--- DATA SECTION ---

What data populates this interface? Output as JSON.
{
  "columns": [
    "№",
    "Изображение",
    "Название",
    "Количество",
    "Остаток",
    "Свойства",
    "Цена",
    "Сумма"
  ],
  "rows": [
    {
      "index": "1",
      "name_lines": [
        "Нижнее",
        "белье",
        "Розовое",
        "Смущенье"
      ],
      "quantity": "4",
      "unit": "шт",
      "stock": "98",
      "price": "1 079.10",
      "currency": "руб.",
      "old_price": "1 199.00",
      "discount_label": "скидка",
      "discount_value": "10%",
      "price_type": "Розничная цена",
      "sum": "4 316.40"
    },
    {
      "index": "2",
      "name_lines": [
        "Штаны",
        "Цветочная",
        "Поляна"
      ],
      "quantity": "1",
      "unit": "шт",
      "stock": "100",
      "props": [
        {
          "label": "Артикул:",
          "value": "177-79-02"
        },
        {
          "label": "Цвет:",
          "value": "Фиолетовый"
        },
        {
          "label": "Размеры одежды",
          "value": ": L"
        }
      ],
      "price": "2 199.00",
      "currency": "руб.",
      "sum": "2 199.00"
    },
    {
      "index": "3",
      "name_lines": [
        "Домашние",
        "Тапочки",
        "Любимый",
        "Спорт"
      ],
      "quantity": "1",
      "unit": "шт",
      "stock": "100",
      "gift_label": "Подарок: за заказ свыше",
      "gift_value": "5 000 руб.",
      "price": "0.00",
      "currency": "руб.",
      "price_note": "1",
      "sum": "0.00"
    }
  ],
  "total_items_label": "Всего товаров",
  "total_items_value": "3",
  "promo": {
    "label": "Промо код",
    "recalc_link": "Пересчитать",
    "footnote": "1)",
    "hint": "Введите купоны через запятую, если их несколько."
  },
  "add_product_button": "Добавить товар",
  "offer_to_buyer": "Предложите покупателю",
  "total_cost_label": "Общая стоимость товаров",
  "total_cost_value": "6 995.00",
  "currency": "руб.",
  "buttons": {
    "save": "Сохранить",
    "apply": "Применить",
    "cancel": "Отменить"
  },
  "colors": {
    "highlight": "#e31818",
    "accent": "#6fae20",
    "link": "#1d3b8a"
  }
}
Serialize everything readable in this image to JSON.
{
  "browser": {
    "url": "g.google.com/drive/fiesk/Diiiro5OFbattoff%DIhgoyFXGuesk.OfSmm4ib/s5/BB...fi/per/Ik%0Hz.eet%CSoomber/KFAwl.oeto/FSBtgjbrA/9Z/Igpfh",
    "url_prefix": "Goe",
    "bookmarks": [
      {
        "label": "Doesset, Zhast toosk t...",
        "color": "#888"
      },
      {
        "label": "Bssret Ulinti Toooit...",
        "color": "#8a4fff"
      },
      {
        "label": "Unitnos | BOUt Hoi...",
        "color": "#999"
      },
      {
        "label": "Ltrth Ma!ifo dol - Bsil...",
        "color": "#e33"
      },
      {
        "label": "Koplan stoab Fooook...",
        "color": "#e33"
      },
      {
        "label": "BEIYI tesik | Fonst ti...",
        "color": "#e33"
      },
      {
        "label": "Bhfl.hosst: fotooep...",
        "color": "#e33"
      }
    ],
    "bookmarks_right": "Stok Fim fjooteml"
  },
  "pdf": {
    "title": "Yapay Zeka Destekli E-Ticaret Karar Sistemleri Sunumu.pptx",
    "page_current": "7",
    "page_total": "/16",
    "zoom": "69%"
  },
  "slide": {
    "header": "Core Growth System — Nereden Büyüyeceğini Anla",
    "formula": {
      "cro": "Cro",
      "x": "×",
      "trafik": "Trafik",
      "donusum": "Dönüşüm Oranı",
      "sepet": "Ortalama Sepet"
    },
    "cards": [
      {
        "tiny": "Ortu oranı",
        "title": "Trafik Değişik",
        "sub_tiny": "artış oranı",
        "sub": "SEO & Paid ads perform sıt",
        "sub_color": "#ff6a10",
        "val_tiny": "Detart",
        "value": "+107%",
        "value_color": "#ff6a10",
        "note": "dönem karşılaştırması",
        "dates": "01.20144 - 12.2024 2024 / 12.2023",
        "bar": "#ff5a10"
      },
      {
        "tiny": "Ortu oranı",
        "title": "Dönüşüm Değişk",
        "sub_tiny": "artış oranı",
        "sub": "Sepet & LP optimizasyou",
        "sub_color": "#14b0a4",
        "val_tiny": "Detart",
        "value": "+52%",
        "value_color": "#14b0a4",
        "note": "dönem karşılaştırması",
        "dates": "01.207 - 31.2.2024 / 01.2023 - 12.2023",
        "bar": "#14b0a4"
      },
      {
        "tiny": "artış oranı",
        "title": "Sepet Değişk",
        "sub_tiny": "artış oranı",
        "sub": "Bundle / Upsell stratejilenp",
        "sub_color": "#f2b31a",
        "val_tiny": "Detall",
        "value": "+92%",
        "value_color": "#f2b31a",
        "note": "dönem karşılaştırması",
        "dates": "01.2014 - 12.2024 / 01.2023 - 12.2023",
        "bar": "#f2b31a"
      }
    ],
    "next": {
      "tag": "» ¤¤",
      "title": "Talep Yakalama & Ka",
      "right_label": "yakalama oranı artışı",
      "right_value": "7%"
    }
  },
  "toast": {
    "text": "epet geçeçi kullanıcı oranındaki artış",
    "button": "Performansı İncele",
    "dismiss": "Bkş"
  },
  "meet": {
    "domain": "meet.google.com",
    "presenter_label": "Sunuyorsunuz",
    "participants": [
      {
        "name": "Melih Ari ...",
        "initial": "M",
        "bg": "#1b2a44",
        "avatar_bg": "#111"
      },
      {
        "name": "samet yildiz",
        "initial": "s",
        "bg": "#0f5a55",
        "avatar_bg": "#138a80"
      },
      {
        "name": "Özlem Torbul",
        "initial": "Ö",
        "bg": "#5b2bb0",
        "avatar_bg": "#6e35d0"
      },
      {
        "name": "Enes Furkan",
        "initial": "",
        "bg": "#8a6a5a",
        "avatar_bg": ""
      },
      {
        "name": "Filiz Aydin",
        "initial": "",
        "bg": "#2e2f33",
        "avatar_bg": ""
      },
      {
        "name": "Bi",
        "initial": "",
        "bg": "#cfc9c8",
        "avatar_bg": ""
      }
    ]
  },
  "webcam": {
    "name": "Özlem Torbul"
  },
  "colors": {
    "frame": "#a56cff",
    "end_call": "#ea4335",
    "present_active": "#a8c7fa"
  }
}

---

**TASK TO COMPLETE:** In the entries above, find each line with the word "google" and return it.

**RESPONSE TO THE EXERCISE:**
    "url": "g.google.com/drive/fiesk/Diiiro5OFbattoff%DIhgoyFXGuesk.OfSmm4ib/s5/BB...fi/per/Ik%0Hz.eet%CSoomber/KFAwl.oeto/FSBtgjbrA/9Z/Igpfh",
    "domain": "meet.google.com",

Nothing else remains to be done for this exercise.